▶ [Problem details]: In full and without deviation, reproduce the records that follow.

——

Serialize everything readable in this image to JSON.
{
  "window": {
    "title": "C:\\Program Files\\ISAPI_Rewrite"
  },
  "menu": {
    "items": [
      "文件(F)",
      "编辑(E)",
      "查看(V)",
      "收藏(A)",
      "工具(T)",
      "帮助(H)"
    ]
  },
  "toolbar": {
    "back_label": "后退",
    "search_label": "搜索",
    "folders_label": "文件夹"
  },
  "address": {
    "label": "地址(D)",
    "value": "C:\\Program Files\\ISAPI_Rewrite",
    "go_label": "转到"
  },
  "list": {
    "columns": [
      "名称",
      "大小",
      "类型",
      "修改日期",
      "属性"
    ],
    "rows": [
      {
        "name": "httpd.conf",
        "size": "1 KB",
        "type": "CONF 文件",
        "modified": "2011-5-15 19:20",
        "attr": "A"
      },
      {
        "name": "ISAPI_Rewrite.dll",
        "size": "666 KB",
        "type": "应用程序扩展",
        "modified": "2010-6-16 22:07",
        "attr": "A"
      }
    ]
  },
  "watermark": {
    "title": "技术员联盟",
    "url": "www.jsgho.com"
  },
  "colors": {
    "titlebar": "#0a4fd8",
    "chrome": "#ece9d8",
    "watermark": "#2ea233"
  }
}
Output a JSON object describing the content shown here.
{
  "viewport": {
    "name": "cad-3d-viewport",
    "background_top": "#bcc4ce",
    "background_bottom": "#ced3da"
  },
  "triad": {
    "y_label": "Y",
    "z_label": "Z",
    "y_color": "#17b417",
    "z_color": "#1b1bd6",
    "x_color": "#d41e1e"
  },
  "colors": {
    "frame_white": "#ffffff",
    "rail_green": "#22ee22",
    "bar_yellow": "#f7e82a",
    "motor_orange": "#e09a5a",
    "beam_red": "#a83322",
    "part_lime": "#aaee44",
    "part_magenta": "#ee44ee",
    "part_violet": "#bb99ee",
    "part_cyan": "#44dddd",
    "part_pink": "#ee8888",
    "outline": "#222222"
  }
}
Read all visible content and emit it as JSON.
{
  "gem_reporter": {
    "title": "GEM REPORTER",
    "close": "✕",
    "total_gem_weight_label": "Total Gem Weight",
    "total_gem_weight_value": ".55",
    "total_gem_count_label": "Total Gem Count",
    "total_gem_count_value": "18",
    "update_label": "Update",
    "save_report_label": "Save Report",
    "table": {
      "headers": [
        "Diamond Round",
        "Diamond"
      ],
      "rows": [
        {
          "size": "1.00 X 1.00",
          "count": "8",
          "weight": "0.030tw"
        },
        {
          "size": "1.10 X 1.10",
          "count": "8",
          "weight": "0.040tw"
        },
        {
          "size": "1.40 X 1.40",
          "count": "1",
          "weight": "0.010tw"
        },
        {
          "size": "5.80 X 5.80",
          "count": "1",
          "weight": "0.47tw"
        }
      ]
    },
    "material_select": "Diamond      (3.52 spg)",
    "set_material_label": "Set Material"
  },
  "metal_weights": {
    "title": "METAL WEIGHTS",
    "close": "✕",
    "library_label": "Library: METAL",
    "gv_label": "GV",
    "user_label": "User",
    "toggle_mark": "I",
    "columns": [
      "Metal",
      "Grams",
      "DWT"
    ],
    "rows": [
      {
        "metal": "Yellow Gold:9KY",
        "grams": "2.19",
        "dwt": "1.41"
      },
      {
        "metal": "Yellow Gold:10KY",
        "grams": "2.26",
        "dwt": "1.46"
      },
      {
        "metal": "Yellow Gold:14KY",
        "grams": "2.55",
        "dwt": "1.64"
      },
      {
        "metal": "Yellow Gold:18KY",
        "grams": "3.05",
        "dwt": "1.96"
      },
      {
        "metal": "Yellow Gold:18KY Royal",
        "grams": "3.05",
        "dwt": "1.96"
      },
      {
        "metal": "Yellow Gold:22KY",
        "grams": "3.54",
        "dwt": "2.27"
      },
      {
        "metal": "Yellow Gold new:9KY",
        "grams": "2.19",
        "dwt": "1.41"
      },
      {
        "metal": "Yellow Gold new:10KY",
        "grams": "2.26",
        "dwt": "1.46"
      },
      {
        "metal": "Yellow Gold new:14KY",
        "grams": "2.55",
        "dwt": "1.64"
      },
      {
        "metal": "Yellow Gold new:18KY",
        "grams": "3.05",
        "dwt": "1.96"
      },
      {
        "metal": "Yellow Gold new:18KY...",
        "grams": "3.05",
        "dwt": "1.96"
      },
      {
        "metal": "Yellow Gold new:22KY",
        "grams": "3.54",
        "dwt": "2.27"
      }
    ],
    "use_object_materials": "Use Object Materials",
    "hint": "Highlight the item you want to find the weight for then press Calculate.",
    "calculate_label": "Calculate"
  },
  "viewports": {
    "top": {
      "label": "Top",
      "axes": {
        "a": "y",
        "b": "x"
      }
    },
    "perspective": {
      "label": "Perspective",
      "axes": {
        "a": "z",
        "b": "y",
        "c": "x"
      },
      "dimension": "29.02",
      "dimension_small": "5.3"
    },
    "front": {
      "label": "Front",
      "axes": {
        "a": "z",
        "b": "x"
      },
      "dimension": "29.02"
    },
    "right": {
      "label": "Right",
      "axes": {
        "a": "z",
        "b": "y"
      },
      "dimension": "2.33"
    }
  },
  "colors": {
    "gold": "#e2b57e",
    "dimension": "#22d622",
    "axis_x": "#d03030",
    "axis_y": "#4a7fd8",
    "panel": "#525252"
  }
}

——

▶ [Output for this exercise]:
Serialize everything readable in this image to JSON.
{
  "window": {
    "title": "C:\\Program Files\\ISAPI_Rewrite"
  },
  "menu": {
    "items": [
      "文件(F)",
      "编辑(E)",
      "查看(V)",
      "收藏(A)",
      "工具(T)",
      "帮助(H)"
    ]
  },
  "toolbar": {
    "back_label": "后退",
    "search_label": "搜索",
    "folders_label": "文件夹"
  },
  "address": {
    "label": "地址(D)",
    "value": "C:\\Program Files\\ISAPI_Rewrite",
    "go_label": "转到"
  },
  "list": {
    "columns": [
      "名称",
      "大小",
      "类型",
      "修改日期",
      "属性"
    ],
    "rows": [
      {
        "name": "httpd.conf",
        "size": "1 KB",
        "type": "CONF 文件",
        "modified": "2011-5-15 19:20",
        "attr": "A"
      },
      {
        "name": "ISAPI_Rewrite.dll",
        "size": "666 KB",
        "type": "应用程序扩展",
        "modified": "2010-6-16 22:07",
        "attr": "A"
      }
    ]
  },
  "watermark": {
    "title": "技术员联盟",
    "url": "www.jsgho.com"
  },
  "colors": {
    "titlebar": "#0a4fd8",
    "chrome": "#ece9d8",
    "watermark": "#2ea233"
  }
}
Output a JSON object describing the content shown here.
{
  "viewport": {
    "name": "cad-3d-viewport",
    "background_top": "#bcc4ce",
    "background_bottom": "#ced3da"
  },
  "triad": {
    "y_label": "Y",
    "z_label": "Z",
    "y_color": "#17b417",
    "z_color": "#1b1bd6",
    "x_color": "#d41e1e"
  },
  "colors": {
    "frame_white": "#ffffff",
    "rail_green": "#22ee22",
    "bar_yellow": "#f7e82a",
    "motor_orange": "#e09a5a",
    "beam_red": "#a83322",
    "part_lime": "#aaee44",
    "part_magenta": "#ee44ee",
    "part_violet": "#bb99ee",
    "part_cyan": "#44dddd",
    "part_pink": "#ee8888",
    "outline": "#222222"
  }
}
Read all visible content and emit it as JSON.
{
  "gem_reporter": {
    "title": "GEM REPORTER",
    "close": "✕",
    "total_gem_weight_label": "Total Gem Weight",
    "total_gem_weight_value": ".55",
    "total_gem_count_label": "Total Gem Count",
    "total_gem_count_value": "18",
    "update_label": "Update",
    "save_report_label": "Save Report",
    "table": {
      "headers": [
        "Diamond Round",
        "Diamond"
      ],
      "rows": [
        {
          "size": "1.00 X 1.00",
          "count": "8",
          "weight": "0.030tw"
        },
        {
          "size": "1.10 X 1.10",
          "count": "8",
          "weight": "0.040tw"
        },
        {
          "size": "1.40 X 1.40",
          "count": "1",
          "weight": "0.010tw"
        },
        {
          "size": "5.80 X 5.80",
          "count": "1",
          "weight": "0.47tw"
        }
      ]
    },
    "material_select": "Diamond      (3.52 spg)",
    "set_material_label": "Set Material"
  },
  "metal_weights": {
    "title": "METAL WEIGHTS",
    "close": "✕",
    "library_label": "Library: METAL",
    "gv_label": "GV",
    "user_label": "User",
    "toggle_mark": "I",
    "columns": [
      "Metal",
      "Grams",
      "DWT"
    ],
    "rows": [
      {
        "metal": "Yellow Gold:9KY",
        "grams": "2.19",
        "dwt": "1.41"
      },
      {
        "metal": "Yellow Gold:10KY",
        "grams": "2.26",
        "dwt": "1.46"
      },
      {
        "metal": "Yellow Gold:14KY",
        "grams": "2.55",
        "dwt": "1.64"
      },
      {
        "metal": "Yellow Gold:18KY",
        "grams": "3.05",
        "dwt": "1.96"
      },
      {
        "metal": "Yellow Gold:18KY Royal",
        "grams": "3.05",
        "dwt": "1.96"
      },
      {
        "metal": "Yellow Gold:22KY",
        "grams": "3.54",
        "dwt": "2.27"
      },
      {
        "metal": "Yellow Gold new:9KY",
        "grams": "2.19",
        "dwt": "1.41"
      },
      {
        "metal": "Yellow Gold new:10KY",
        "grams": "2.26",
        "dwt": "1.46"
      },
      {
        "metal": "Yellow Gold new:14KY",
        "grams": "2.55",
        "dwt": "1.64"
      },
      {
        "metal": "Yellow Gold new:18KY",
        "grams": "3.05",
        "dwt": "1.96"
      },
      {
        "metal": "Yellow Gold new:18KY...",
        "grams": "3.05",
        "dwt": "1.96"
      },
      {
        "metal": "Yellow Gold new:22KY",
        "grams": "3.54",
        "dwt": "2.27"
      }
    ],
    "use_object_materials": "Use Object Materials",
    "hint": "Highlight the item you want to find the weight for then press Calculate.",
    "calculate_label": "Calculate"
  },
  "viewports": {
    "top": {
      "label": "Top",
      "axes": {
        "a": "y",
        "b": "x"
      }
    },
    "perspective": {
      "label": "Perspective",
      "axes": {
        "a": "z",
        "b": "y",
        "c": "x"
      },
      "dimension": "29.02",
      "dimension_small": "5.3"
    },
    "front": {
      "label": "Front",
      "axes": {
        "a": "z",
        "b": "x"
      },
      "dimension": "29.02"
    },
    "right": {
      "label": "Right",
      "axes": {
        "a": "z",
        "b": "y"
      },
      "dimension": "2.33"
    }
  },
  "colors": {
    "gold": "#e2b57e",
    "dimension": "#22d622",
    "axis_x": "#d03030",
    "axis_y": "#4a7fd8",
    "panel": "#525252"
  }
}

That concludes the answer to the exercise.